Below are records; copy every line among them that contains the word "data".
(Material provided Opens)
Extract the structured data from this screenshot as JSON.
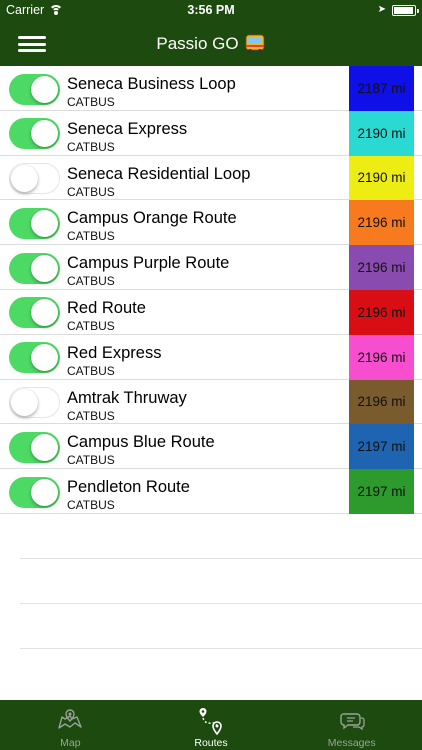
{
  "status_bar": {
    "carrier": "Carrier",
    "time": "3:56 PM"
  },
  "header": {
    "title": "Passio GO",
    "menu_icon": "hamburger-menu-icon",
    "title_icon": "bus-icon"
  },
  "routes": [
    {
      "name": "Seneca Business Loop",
      "agency": "CATBUS",
      "enabled": true,
      "distance": "2187 mi",
      "color": "#0f0fe8",
      "text_color": "#111111"
    },
    {
      "name": "Seneca Express",
      "agency": "CATBUS",
      "enabled": true,
      "distance": "2190 mi",
      "color": "#2bd9d3",
      "text_color": "#111111"
    },
    {
      "name": "Seneca Residential Loop",
      "agency": "CATBUS",
      "enabled": false,
      "distance": "2190 mi",
      "color": "#eded14",
      "text_color": "#111111"
    },
    {
      "name": "Campus Orange Route",
      "agency": "CATBUS",
      "enabled": true,
      "distance": "2196 mi",
      "color": "#f77a1e",
      "text_color": "#111111"
    },
    {
      "name": "Campus Purple Route",
      "agency": "CATBUS",
      "enabled": true,
      "distance": "2196 mi",
      "color": "#8a4bb0",
      "text_color": "#111111"
    },
    {
      "name": "Red Route",
      "agency": "CATBUS",
      "enabled": true,
      "distance": "2196 mi",
      "color": "#d90d14",
      "text_color": "#111111"
    },
    {
      "name": "Red Express",
      "agency": "CATBUS",
      "enabled": true,
      "distance": "2196 mi",
      "color": "#f74ecf",
      "text_color": "#111111"
    },
    {
      "name": "Amtrak Thruway",
      "agency": "CATBUS",
      "enabled": false,
      "distance": "2196 mi",
      "color": "#7a5b2e",
      "text_color": "#111111"
    },
    {
      "name": "Campus Blue Route",
      "agency": "CATBUS",
      "enabled": true,
      "distance": "2197 mi",
      "color": "#1f64b0",
      "text_color": "#111111"
    },
    {
      "name": "Pendleton Route",
      "agency": "CATBUS",
      "enabled": true,
      "distance": "2197 mi",
      "color": "#2c9a2c",
      "text_color": "#111111"
    }
  ],
  "tabs": [
    {
      "label": "Map",
      "icon": "map-icon",
      "active": false
    },
    {
      "label": "Routes",
      "icon": "routes-icon",
      "active": true
    },
    {
      "label": "Messages",
      "icon": "messages-icon",
      "active": false
    }
  ],
  "colors": {
    "header_bg": "#1d4a0e",
    "toggle_on": "#4cd964",
    "tab_inactive": "#9aa39a"
  }
}
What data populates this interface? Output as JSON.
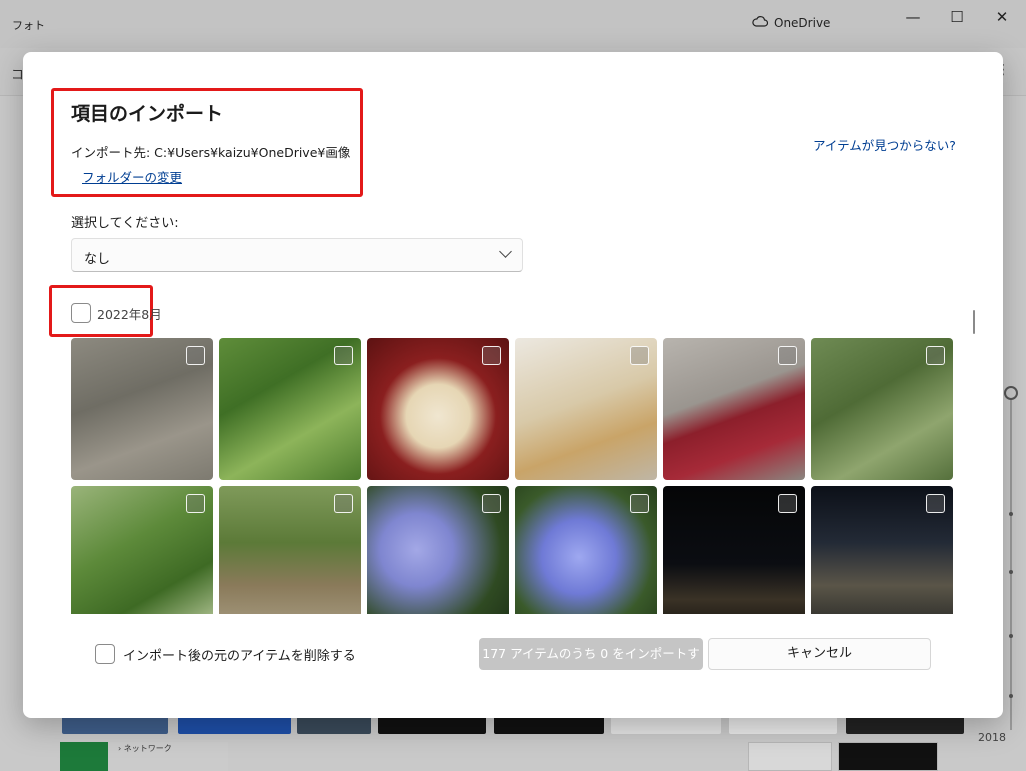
{
  "app": {
    "title": "フォト",
    "onedrive_label": "OneDrive",
    "toolbar_glyph": "コ",
    "minimize": "—",
    "maximize": "☐",
    "close": "✕",
    "more": "⋮",
    "timeline_year": "2018",
    "nav_item": "› ネットワーク"
  },
  "dialog": {
    "title": "項目のインポート",
    "destination": "インポート先: C:¥Users¥kaizu¥OneDrive¥画像",
    "change_folder": "フォルダーの変更",
    "not_found": "アイテムが見つからない?",
    "select_label": "選択してください:",
    "select_value": "なし",
    "group_label": "2022年8月",
    "delete_label": "インポート後の元のアイテムを削除する",
    "import_button": "177 アイテムのうち 0 をインポートする",
    "cancel_button": "キャンセル"
  },
  "photos": [
    {
      "name": "park-ball",
      "bg": "linear-gradient(160deg,#8d8a80 0%,#6f6d64 40%,#9a958a 70%,#7d7a70 100%)"
    },
    {
      "name": "leaves-fruit",
      "bg": "linear-gradient(150deg,#5f8d3a 0%,#3f6f25 35%,#8db45a 65%,#4b7a2c 100%)"
    },
    {
      "name": "hedgehog-bread",
      "bg": "radial-gradient(circle at 50% 55%,#f0e6d0 0%,#e6d6b4 30%,#8a1f1f 55%,#5c1212 100%)"
    },
    {
      "name": "chairs",
      "bg": "linear-gradient(160deg,#ece8e0 0%,#d8c9a8 45%,#c9a468 70%,#bfb6a5 100%)"
    },
    {
      "name": "mailbox",
      "bg": "linear-gradient(160deg,#b8b4ae 0%,#9a958f 40%,#8c1f2b 55%,#a62a38 75%,#8a8680 100%)"
    },
    {
      "name": "pine-grass",
      "bg": "linear-gradient(150deg,#6f8b54 0%,#4f6b36 40%,#8fa56e 70%,#55703c 100%)"
    },
    {
      "name": "green-leaves",
      "bg": "linear-gradient(150deg,#9ab47a 0%,#5d8a3a 40%,#3e6a24 70%,#b7c89a 100%)"
    },
    {
      "name": "tree-trunk",
      "bg": "linear-gradient(180deg,#7f9a5a 0%,#5c7a38 40%,#8a7a5a 70%,#a59a7f 100%)"
    },
    {
      "name": "hydrangea-1",
      "bg": "radial-gradient(circle at 35% 45%,#a3a8e6 0%,#7f86d0 30%,#2f4a22 70%,#1f3318 100%)"
    },
    {
      "name": "hydrangea-2",
      "bg": "radial-gradient(circle at 45% 50%,#9ea8f0 0%,#6f7ad6 35%,#3a5a2a 70%,#27401c 100%)"
    },
    {
      "name": "night-city-1",
      "bg": "linear-gradient(180deg,#050607 0%,#0b0d12 55%,#3a3226 80%,#1a1712 100%)"
    },
    {
      "name": "night-city-2",
      "bg": "linear-gradient(180deg,#0c1018 0%,#232a36 40%,#5a5548 70%,#2a2a28 100%)"
    }
  ]
}
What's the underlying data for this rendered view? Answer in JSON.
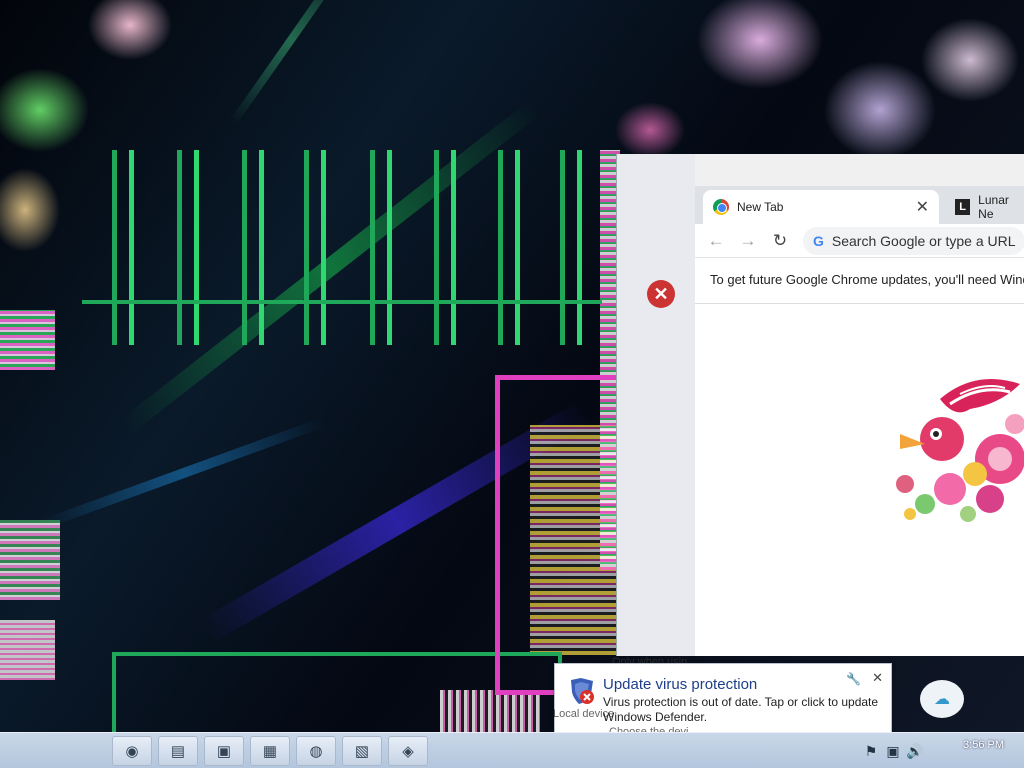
{
  "chrome": {
    "left_glyph": "✕",
    "tabs": [
      {
        "label": "New Tab",
        "icon": "chrome-icon",
        "active": true,
        "close": "✕"
      },
      {
        "label": "Lunar Ne",
        "icon": "site-icon",
        "site_letter": "L",
        "active": false
      }
    ],
    "toolbar": {
      "back": "←",
      "forward": "→",
      "reload": "↻",
      "omnibox_placeholder": "Search Google or type a URL",
      "search_engine_letter": "G"
    },
    "infobar_text": "To get future Google Chrome updates, you'll need Wind"
  },
  "toast": {
    "title": "Update virus protection",
    "body": "Virus protection is out of date. Tap or click to update Windows Defender.",
    "pin": "🔧",
    "close": "✕",
    "ghost_1": "Local device",
    "ghost_2": "Choose the devi",
    "ghost_3": "Only when usin"
  },
  "taskbar": {
    "buttons": [
      "chrome-icon",
      "app-icon",
      "app-icon",
      "app-icon",
      "app-icon",
      "app-icon",
      "app-icon"
    ],
    "button_glyphs": [
      "◉",
      "▤",
      "▣",
      "▦",
      "◍",
      "▧",
      "◈"
    ],
    "clock_time": "3:56 PM",
    "tray_glyphs": [
      "⚑",
      "▣",
      "🔊"
    ]
  },
  "edge_widget_glyph": "☁",
  "colors": {
    "accent": "#1a73e8",
    "toast_title": "#1f3e8c",
    "glitch_green": "#1fa85a",
    "glitch_pink": "#e040c0"
  }
}
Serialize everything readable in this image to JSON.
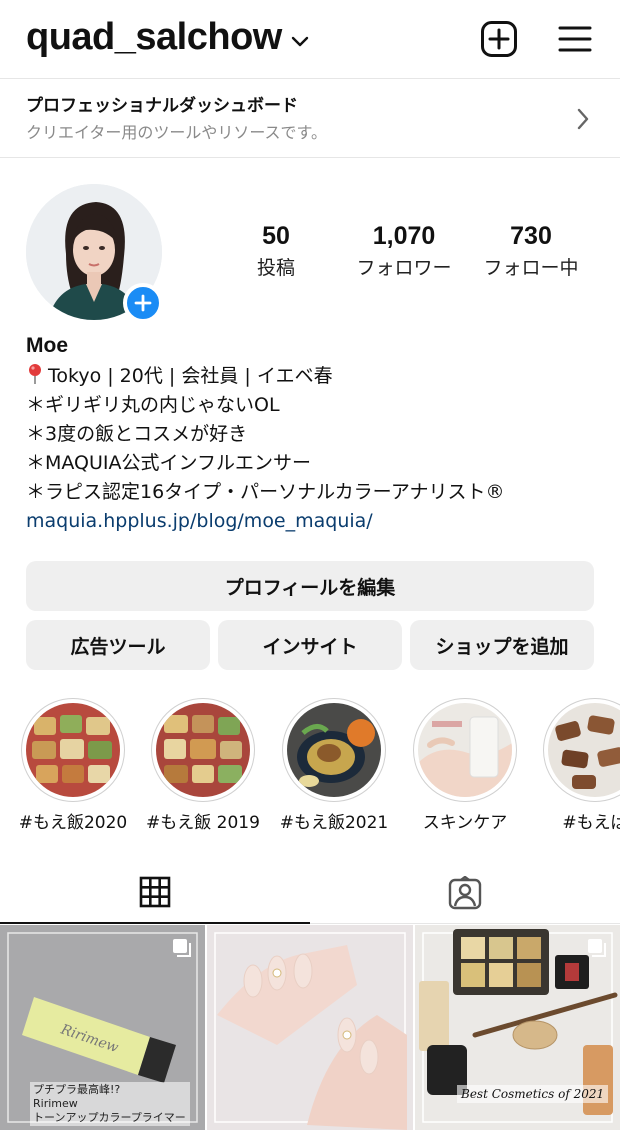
{
  "header": {
    "username": "quad_salchow"
  },
  "dashboard": {
    "title": "プロフェッショナルダッシュボード",
    "subtitle": "クリエイター用のツールやリソースです。"
  },
  "profile": {
    "stats": [
      {
        "value": "50",
        "label": "投稿"
      },
      {
        "value": "1,070",
        "label": "フォロワー"
      },
      {
        "value": "730",
        "label": "フォロー中"
      }
    ],
    "name": "Moe",
    "bio_lines": [
      "Tokyo | 20代 | 会社員 | イエベ春",
      "＊ギリギリ丸の内じゃないOL",
      "＊3度の飯とコスメが好き",
      "＊MAQUIA公式インフルエンサー",
      "＊ラピス認定16タイプ・パーソナルカラーアナリスト®"
    ],
    "link": "maquia.hpplus.jp/blog/moe_maquia/"
  },
  "buttons": {
    "edit_profile": "プロフィールを編集",
    "ad_tools": "広告ツール",
    "insights": "インサイト",
    "add_shop": "ショップを追加"
  },
  "highlights": [
    {
      "label": "#もえ飯2020"
    },
    {
      "label": "#もえ飯 2019"
    },
    {
      "label": "#もえ飯2021"
    },
    {
      "label": "スキンケア"
    },
    {
      "label": "#もえぱ"
    }
  ],
  "posts": [
    {
      "caption_lines": [
        "プチプラ最高峰!?",
        "Ririmew",
        "トーンアップカラープライマー"
      ],
      "product_text": "Ririmew"
    },
    {},
    {
      "caption": "Best Cosmetics of 2021"
    }
  ],
  "icons": {
    "chevron_down": "chevron-down-icon",
    "new_post": "plus-square-icon",
    "menu": "hamburger-icon",
    "chevron_right": "chevron-right-icon",
    "add_story": "plus-icon",
    "pin": "pin-icon",
    "grid": "grid-icon",
    "tagged": "tagged-person-icon",
    "multi": "carousel-icon"
  },
  "colors": {
    "accent": "#1a8cf5",
    "link": "#0b3d6e",
    "button_bg": "#efefef"
  }
}
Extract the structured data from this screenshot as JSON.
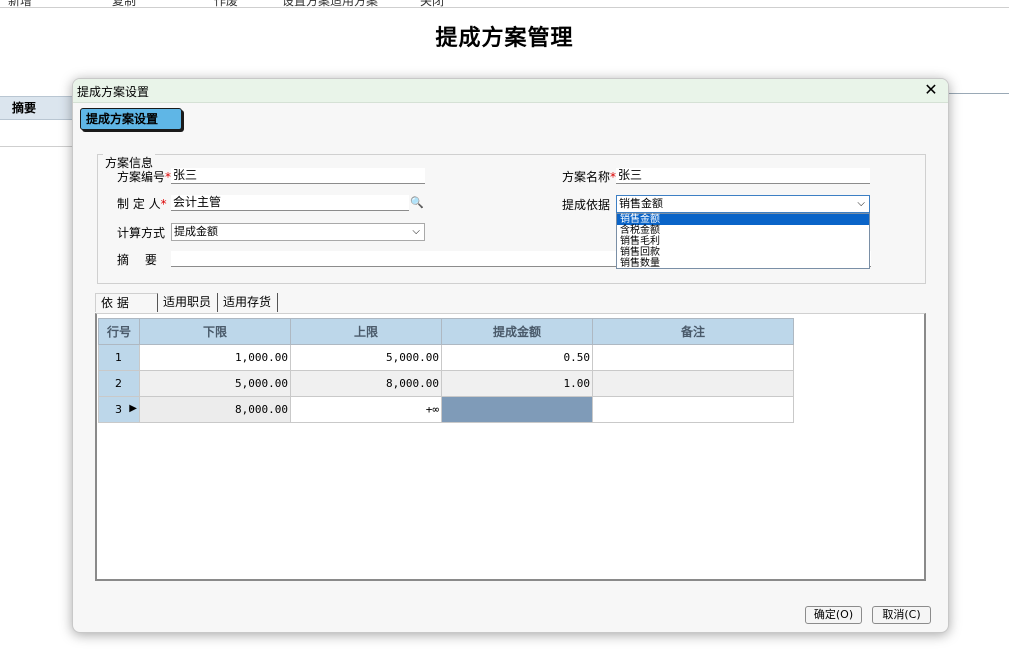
{
  "page": {
    "title": "提成方案管理"
  },
  "topmenu": [
    "新增",
    "复制",
    "作废",
    "设置方案适用方案",
    "关闭"
  ],
  "background": {
    "summary_header": "摘要"
  },
  "dialog": {
    "title": "提成方案设置",
    "header_button": "提成方案设置",
    "group_label": "方案信息",
    "fields": {
      "code_label": "方案编号",
      "code_value": "张三",
      "name_label": "方案名称",
      "name_value": "张三",
      "maker_label": "制 定 人",
      "maker_value": "会计主管",
      "basis_label": "提成依据",
      "basis_value": "销售金额",
      "calc_label": "计算方式",
      "calc_value": "提成金额",
      "summary_label": "摘　 要",
      "summary_value": "",
      "required_mark": "*"
    },
    "basis_options": [
      "销售金额",
      "含税金额",
      "销售毛利",
      "销售回款",
      "销售数量"
    ],
    "tabs": [
      "依  据",
      "适用职员",
      "适用存货"
    ],
    "grid": {
      "headers": [
        "行号",
        "下限",
        "上限",
        "提成金额",
        "备注"
      ],
      "rows": [
        {
          "no": "1",
          "low": "1,000.00",
          "high": "5,000.00",
          "amount": "0.50",
          "note": ""
        },
        {
          "no": "2",
          "low": "5,000.00",
          "high": "8,000.00",
          "amount": "1.00",
          "note": ""
        },
        {
          "no": "3",
          "low": "8,000.00",
          "high": "+∞",
          "amount": "",
          "note": ""
        }
      ]
    },
    "buttons": {
      "ok": "确定(O)",
      "cancel": "取消(C)"
    }
  }
}
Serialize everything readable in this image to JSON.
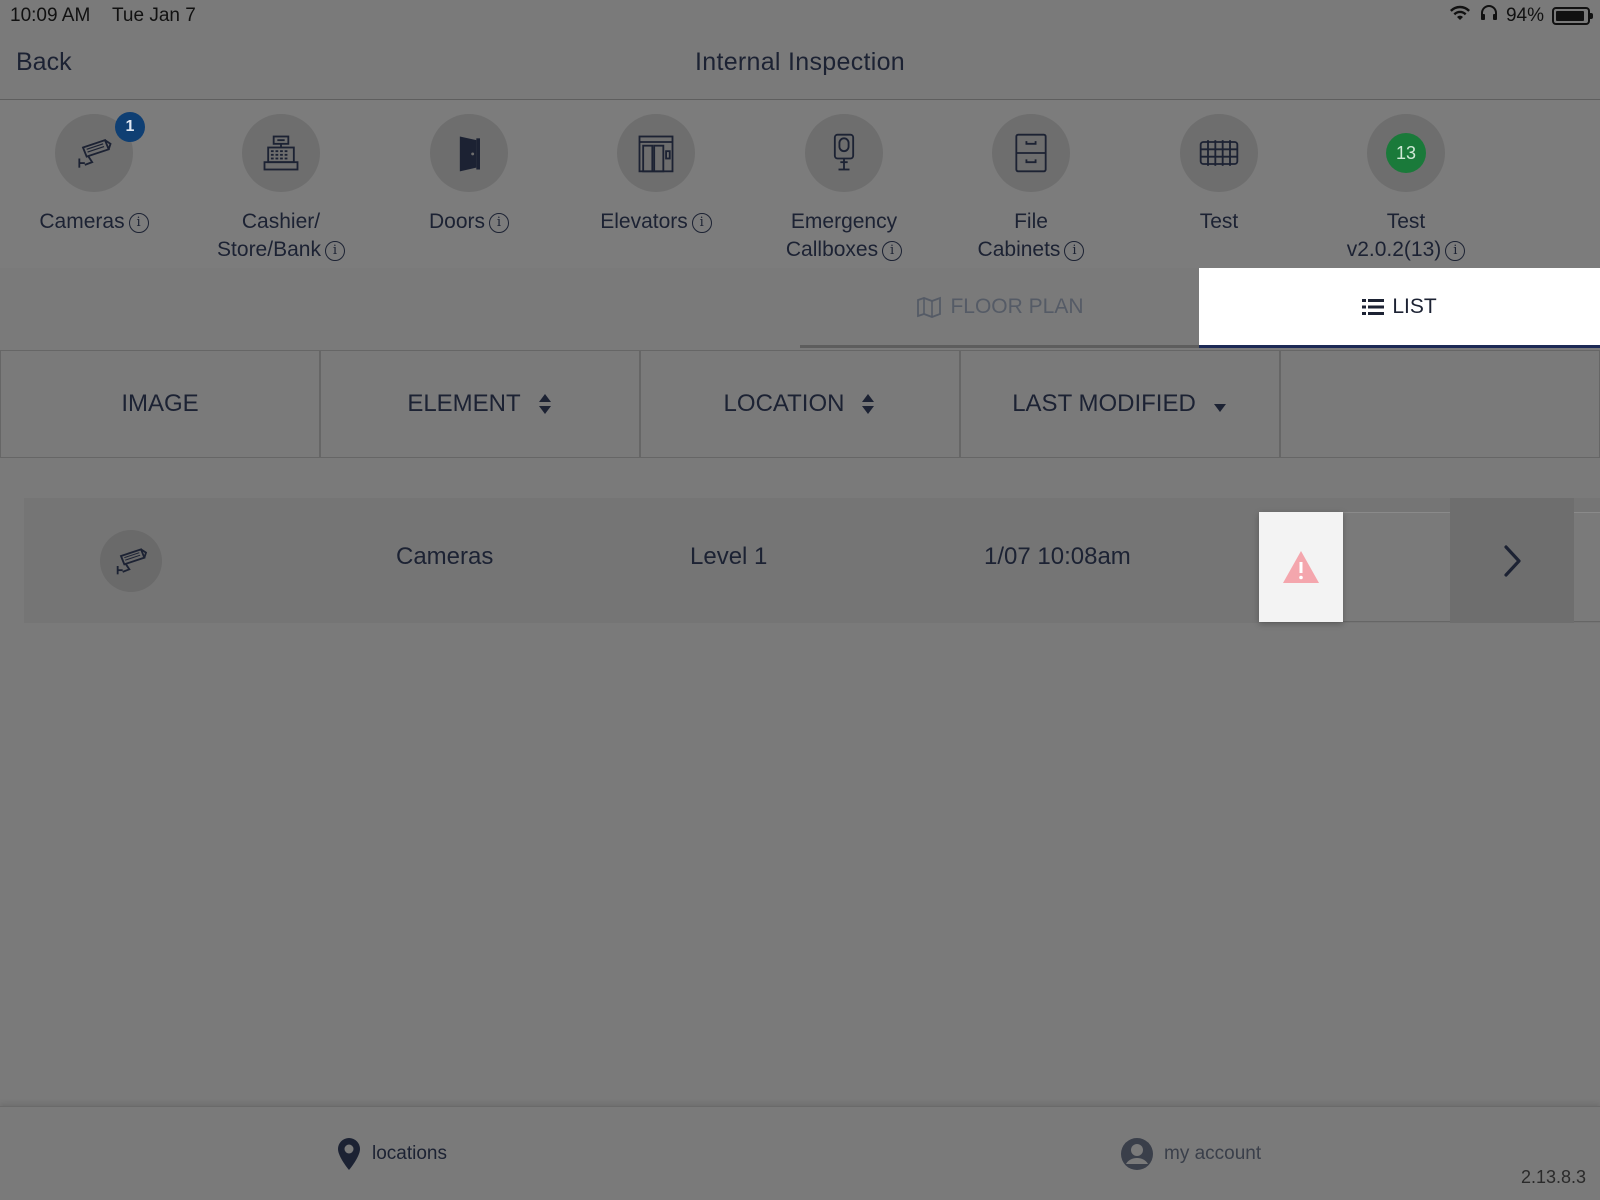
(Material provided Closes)
_Response area_:
Extract the structured data from this screenshot as JSON.
What data populates this interface? Output as JSON.
What's the underlying data for this rendered view? Answer in JSON.
Extract the structured data from this screenshot as JSON.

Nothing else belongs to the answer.